**ACTIVITY:** For the material below, please count the lines containing "What". Reply with the count alone.

**GIVEN INFORMATION:**
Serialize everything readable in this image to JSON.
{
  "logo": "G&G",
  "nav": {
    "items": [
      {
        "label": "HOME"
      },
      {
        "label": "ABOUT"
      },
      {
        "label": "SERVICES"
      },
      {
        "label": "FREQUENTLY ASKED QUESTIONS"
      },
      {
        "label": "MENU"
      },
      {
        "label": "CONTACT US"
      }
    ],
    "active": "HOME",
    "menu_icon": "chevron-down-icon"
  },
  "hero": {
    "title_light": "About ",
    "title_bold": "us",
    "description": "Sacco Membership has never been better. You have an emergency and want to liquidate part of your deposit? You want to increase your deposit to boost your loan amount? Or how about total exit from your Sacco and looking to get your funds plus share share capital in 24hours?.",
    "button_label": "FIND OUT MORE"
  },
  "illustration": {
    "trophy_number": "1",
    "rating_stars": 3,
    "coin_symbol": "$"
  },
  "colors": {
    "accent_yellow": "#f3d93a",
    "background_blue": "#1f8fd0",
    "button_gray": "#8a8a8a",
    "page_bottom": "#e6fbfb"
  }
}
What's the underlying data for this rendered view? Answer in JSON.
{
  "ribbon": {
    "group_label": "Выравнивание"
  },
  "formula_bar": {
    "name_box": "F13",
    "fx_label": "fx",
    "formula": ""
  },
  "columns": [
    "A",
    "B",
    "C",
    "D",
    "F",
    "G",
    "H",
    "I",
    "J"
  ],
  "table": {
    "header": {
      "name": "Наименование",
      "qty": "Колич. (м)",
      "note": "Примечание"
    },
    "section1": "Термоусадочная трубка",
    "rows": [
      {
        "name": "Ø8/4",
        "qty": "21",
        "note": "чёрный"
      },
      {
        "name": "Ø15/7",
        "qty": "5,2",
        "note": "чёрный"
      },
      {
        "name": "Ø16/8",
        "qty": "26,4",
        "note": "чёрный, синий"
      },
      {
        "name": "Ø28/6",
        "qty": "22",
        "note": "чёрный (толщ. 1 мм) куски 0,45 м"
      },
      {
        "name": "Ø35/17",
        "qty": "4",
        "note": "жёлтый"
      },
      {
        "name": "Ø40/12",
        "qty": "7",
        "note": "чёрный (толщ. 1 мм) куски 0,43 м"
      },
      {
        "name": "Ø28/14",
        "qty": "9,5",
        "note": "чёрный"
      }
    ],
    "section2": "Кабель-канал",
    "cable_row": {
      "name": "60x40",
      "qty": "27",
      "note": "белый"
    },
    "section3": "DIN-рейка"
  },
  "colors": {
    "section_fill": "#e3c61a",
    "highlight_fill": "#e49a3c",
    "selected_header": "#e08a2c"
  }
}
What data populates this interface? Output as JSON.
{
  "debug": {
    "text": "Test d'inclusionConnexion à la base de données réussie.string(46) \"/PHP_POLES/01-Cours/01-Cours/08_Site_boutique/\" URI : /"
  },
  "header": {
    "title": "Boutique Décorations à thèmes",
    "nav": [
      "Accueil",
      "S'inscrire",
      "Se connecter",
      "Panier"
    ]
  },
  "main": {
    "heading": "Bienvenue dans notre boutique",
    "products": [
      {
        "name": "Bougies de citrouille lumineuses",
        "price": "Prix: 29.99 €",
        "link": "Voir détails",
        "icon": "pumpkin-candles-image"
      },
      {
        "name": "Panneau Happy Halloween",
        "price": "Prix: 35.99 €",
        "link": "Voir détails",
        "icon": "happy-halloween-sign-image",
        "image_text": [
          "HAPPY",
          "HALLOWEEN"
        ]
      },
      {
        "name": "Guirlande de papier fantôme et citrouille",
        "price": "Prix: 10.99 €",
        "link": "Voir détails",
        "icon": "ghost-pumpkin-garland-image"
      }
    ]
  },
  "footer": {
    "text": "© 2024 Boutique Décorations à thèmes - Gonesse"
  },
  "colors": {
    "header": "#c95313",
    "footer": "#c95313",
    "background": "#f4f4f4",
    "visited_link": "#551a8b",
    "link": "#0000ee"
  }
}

**TASK RESPONSE:** 2